Self-portrait of Sam Haskins in his Johannesburg studio (1962).

The fashion world is mourning the loss of one of its most iconic photographers.

Sam Haskins, famed for his nude photography, his book "Cowboy Kate" and fashion shoots for the likes of Vogue and Harper's Bazaar, took his own life on Nov. 26, according to a letter from his son, Ludwig, posted on the photographer's blog, SamHaskinsBlog.com. He was 83.

Calling the act "entirely out of character with his consistent celebration of living large, art and beauty," Ludwig says Haskins had grown depressed after suffering a stroke on Sept. 19, the day of his most recent show opening (at Milk Gallery in New York City), and "never recovered his emotional stability."

Ludwig says his father's "last rock star moment" was the success of his "Fashion Etcetera" book launch and exhibition. As we reported this fall, the tome's release also coincided with a Haskins-inspired collection from Tommy Hilfiger.

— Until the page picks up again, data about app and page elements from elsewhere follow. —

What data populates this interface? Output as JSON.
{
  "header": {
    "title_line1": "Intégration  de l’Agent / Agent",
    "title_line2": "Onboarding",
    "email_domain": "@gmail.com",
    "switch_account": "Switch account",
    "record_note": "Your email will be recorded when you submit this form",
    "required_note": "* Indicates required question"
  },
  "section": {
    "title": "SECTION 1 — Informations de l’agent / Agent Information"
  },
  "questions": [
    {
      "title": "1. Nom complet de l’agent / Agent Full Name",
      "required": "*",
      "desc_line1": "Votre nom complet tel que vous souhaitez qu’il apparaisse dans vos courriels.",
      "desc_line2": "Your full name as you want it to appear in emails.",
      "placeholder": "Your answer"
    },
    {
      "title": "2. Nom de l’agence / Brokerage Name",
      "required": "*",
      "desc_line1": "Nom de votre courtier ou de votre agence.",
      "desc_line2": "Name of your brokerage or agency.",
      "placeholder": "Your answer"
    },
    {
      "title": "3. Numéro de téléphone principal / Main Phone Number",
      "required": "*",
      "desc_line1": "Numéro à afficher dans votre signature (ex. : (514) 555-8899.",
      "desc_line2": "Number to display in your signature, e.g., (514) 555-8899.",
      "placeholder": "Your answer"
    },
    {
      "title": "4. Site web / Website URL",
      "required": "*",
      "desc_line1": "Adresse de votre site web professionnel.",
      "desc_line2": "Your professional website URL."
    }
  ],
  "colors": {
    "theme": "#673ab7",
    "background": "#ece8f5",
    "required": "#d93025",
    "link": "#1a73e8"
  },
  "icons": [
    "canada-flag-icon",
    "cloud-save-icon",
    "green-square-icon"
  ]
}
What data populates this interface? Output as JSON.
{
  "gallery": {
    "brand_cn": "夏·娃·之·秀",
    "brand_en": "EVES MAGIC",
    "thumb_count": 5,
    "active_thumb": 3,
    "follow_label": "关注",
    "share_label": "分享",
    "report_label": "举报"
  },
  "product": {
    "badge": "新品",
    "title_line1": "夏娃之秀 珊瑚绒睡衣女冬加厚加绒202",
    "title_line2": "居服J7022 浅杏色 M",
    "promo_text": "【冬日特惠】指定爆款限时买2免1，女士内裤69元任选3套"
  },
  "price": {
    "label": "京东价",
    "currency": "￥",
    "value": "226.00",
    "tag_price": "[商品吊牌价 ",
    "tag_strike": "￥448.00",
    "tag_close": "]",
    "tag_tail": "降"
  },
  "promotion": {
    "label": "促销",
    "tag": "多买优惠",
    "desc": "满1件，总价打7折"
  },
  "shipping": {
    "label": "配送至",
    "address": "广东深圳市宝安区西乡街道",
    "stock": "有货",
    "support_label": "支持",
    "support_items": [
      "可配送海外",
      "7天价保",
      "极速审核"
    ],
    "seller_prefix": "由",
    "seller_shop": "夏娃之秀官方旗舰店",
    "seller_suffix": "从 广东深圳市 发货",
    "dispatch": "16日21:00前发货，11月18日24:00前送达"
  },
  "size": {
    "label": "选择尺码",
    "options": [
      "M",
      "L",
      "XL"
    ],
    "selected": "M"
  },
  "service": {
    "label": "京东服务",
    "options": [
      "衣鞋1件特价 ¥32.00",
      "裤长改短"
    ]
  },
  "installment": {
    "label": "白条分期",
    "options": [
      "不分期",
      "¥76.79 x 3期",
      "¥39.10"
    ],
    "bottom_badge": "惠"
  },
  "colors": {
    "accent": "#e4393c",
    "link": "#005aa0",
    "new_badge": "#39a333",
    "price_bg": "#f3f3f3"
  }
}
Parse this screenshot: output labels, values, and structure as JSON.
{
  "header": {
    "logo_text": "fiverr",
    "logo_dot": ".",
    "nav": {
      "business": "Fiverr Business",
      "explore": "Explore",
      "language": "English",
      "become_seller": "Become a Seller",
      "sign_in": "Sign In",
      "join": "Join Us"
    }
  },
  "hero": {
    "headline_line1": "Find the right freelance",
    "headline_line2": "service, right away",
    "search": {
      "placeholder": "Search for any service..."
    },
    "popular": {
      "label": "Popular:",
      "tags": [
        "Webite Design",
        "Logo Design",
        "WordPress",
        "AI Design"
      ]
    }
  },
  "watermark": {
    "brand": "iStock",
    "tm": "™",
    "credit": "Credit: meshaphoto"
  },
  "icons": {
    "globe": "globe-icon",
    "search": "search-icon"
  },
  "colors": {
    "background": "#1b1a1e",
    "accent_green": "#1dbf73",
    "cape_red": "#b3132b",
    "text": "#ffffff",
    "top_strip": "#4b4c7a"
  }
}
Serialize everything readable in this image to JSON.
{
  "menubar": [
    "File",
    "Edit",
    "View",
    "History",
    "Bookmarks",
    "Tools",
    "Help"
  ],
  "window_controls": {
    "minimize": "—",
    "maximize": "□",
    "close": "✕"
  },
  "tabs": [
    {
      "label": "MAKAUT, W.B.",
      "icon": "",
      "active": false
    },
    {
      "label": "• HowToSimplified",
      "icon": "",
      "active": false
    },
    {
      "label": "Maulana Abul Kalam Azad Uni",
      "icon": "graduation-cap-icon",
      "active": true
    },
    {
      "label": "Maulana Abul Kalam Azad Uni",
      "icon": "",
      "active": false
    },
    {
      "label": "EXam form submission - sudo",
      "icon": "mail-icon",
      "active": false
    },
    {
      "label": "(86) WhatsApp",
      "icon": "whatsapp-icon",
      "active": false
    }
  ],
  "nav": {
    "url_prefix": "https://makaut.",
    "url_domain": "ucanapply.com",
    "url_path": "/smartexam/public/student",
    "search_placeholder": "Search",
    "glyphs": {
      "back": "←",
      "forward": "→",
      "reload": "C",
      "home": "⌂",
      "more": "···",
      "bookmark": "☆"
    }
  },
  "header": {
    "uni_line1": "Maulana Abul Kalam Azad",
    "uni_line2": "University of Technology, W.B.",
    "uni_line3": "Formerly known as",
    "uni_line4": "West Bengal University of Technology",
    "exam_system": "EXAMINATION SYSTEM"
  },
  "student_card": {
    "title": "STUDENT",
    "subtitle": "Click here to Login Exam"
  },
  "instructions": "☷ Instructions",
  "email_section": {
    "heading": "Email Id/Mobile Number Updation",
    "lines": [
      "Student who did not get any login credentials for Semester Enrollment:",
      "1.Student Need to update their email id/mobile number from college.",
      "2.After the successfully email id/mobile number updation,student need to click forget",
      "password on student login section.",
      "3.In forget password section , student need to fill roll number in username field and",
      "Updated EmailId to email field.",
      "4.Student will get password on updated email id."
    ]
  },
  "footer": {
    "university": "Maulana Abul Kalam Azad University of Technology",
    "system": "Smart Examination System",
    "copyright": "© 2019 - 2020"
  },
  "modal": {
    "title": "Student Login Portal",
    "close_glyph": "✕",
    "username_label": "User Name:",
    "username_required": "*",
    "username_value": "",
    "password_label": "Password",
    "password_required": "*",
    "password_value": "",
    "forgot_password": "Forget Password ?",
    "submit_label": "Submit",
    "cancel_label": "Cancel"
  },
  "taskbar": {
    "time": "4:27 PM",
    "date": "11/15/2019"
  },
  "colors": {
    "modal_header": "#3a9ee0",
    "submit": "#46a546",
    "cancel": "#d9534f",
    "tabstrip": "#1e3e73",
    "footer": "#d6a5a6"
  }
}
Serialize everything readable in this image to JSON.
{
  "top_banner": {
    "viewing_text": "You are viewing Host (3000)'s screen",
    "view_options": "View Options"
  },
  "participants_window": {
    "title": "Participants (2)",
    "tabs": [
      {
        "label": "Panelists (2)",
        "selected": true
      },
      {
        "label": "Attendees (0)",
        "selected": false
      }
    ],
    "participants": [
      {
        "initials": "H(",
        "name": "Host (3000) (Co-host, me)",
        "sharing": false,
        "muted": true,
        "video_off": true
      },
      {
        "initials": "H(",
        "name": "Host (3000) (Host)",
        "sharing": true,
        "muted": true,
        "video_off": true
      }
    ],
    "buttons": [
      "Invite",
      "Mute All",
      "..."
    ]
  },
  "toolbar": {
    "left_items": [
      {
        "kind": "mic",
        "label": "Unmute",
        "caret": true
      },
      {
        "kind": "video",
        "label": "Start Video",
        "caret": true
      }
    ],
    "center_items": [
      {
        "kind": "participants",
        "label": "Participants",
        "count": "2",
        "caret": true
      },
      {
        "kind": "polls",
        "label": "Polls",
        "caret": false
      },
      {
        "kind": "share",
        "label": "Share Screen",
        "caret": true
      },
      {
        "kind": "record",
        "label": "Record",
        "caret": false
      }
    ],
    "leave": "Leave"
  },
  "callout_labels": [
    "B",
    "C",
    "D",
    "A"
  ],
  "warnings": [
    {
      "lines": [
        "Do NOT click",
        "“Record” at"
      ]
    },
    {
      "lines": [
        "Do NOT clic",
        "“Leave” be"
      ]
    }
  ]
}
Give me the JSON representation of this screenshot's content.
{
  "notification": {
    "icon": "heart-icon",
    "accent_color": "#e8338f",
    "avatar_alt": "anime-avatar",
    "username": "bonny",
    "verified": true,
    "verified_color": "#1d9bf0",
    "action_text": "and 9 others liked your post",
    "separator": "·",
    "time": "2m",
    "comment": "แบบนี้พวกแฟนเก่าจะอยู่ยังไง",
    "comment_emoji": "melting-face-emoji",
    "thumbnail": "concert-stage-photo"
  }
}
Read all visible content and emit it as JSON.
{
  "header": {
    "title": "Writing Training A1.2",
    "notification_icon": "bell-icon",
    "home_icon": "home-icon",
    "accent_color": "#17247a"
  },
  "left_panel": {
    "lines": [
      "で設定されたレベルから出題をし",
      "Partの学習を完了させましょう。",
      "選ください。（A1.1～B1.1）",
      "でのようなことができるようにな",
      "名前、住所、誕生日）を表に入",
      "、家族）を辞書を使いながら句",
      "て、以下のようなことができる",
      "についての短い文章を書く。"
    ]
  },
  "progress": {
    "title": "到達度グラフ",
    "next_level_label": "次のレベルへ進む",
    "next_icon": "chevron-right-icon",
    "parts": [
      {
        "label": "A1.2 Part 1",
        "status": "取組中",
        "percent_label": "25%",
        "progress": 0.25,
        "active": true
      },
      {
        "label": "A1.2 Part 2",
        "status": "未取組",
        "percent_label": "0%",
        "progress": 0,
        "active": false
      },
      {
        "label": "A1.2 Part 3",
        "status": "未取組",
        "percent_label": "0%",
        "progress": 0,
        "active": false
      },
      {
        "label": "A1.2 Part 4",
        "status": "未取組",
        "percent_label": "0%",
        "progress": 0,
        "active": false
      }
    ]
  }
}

This exclusive biography, written for StyleList by Sam Haskins' son, Ludwig, is a touching tribute to his father's legacy:

"Sam Haskins produced one of the great pioneering moments in the history of post-war photography. The production of 'Five Girls' in 1962 liberated figure photography from cliche and won equal proportions of fans among both genders.

"His unapologetic celebration of life, beauty, sensuality and visual ideas found a huge international audience. 'Cowboy Kate,' first published in 1964, a whimsical Western tale and the first creative photographic book to use pure visual narrative and the conscious use of grain as creative tool, has become a ubiquitous reference for the design, fashion, movie and photographic industries.

"The lightheartedness which Sam brought to the content of his images was combined with a signature quest to show his models as natural and real people.

"He was also a photographer's photographer, a master of studio and location shooting and one of the great black and white printers of his generation. His content spanned a huge range of work, from the ethnic art homage seen in "African Image" to his books of nudes, 'Five Girls,' 'Cowboy Kate,' and 'November Girl,' and the polished graphic photo illustrations in color first seen in 'Haskins Posters,' the 30 years of calendar production from 1970 to 2000, to the fashion work done in the last decade of his life.

"It was ironic that in his mid-70s the fashion industry 'discovered' the master photographer whom they had been 'referencing' for decades. While the content spanned a wide gamut from tender and profound to whimsical and humorous, he was, in every respect, hard-core about the photography itself and set relentlessly high standards of presentation.

[Haskins enjoyed a "rediscovery" of sorts as a fashion photographer following a shoot for Yves Saint Laurent in 2002, and in response to huge demand, released a "director's cut" version of "Cowboy Kate" in 2006.]

"Each new generation of young photographers produces a fresh batch of fans because Sam's images speak of common longings and celebrations across time."